Feedback Conversations Start in Your Head

Feedback conversations begin with the conversation you have with yourself.

You’ve been playing scenarios out in your head since you decided to give corrective feedback.

Develop a positive attitude and proactive posture before feedback conversations begin.

#1. Choose proactive language. Reject defensiveness.

The conversation you have in your head prepares you for the worst. You anticipate and answer imagined resistance. Practice saying things like:

  1. Assume this feedback is on point. What suggestions would you have for yourself?
  2. Imagine this feedback reflects a reality that you don’t see about yourself. What behaviors might resolve this?
  3. Suppose this feedback is for someone else. What behaviors/practices might help them move forward?

#2. Move toward optimistic thinking.

Place an X on a line that represents your confidence about “Barney’s” potential for improvement.

Doubtful—————-X——————————————-Confident

If your X is closer to doubtful, list three reasons why you didn’t place the X even further toward the left? Give yourself an opportunity to move toward confidence.

Doubtful—————————————-X——————-Confident

If your X is closer to the right, list three reasons for confidence.

#3. Shift language from negative to nonjudgmental.

  • Choose to say “redirecting feedback” instead of “negative feedback”.
  • You might drop the adjective. Just call it “feedback”.
  • Rehearse saying, “I notice,” rather than, “I have feedback.”

#4. List what you really want for Barney.

A noble end is fuel for the journey.

My hopes for Barney include: (What do you really want for the person?)

5 feedback tips:

  1. Explore concerns before making conclusions.
  2. Adopt practices that feel good to you.

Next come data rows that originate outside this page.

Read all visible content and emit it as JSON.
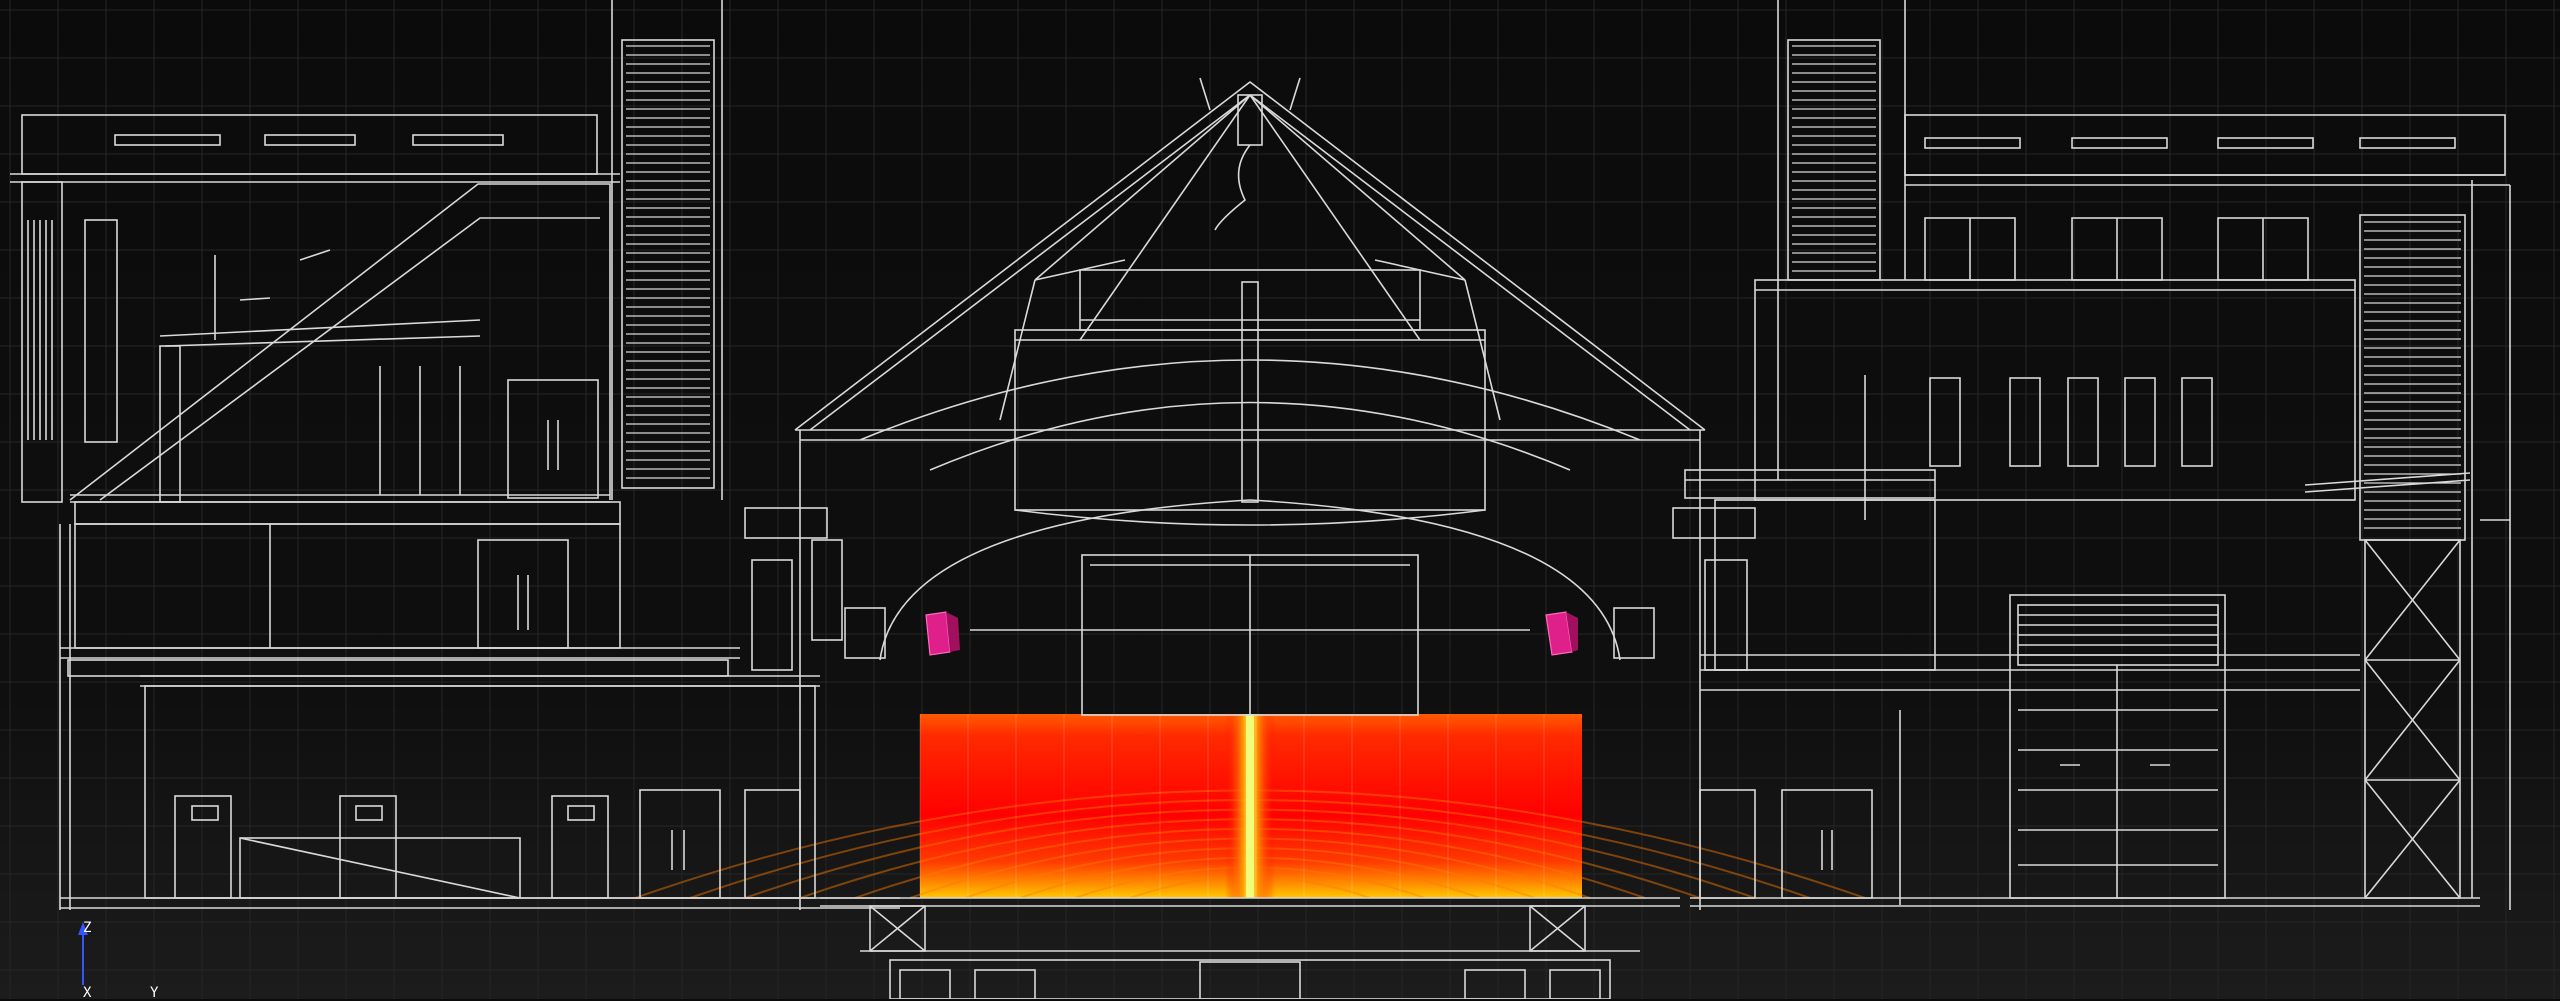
{
  "viewport": {
    "background": "#0b0b0b",
    "line_color": "#d9d9d9",
    "grid_color": "#262626",
    "speaker_color": "#e0208a",
    "heatmap_colors": [
      "#ff5a00",
      "#ff2a00",
      "#ff0000",
      "#ff8c00",
      "#ffc800",
      "#ffff40"
    ]
  },
  "axis_gizmo": {
    "z_label": "Z",
    "x_label": "X",
    "y_label": "Y",
    "z_color": "#3355ff"
  }
}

Choose to walk and talk, rather than sitting in an office, for example.
  3. Don’t wait for big issues to pursue excellence. Frequency elevates comfort. Have regular performance conversations.
  4. Give feedback immediately. Delay is the enemy, unless your emotions are hot.
  5. Commit to the success of everyone on your team. Their success results in organizational success. It’s also yours.

How might leaders manage the conversation they have in their heads before feedback conversations begin?

What tips might help leaders succeed with feedback?

Garbage Can Basketball & Feedback [Video 3:55]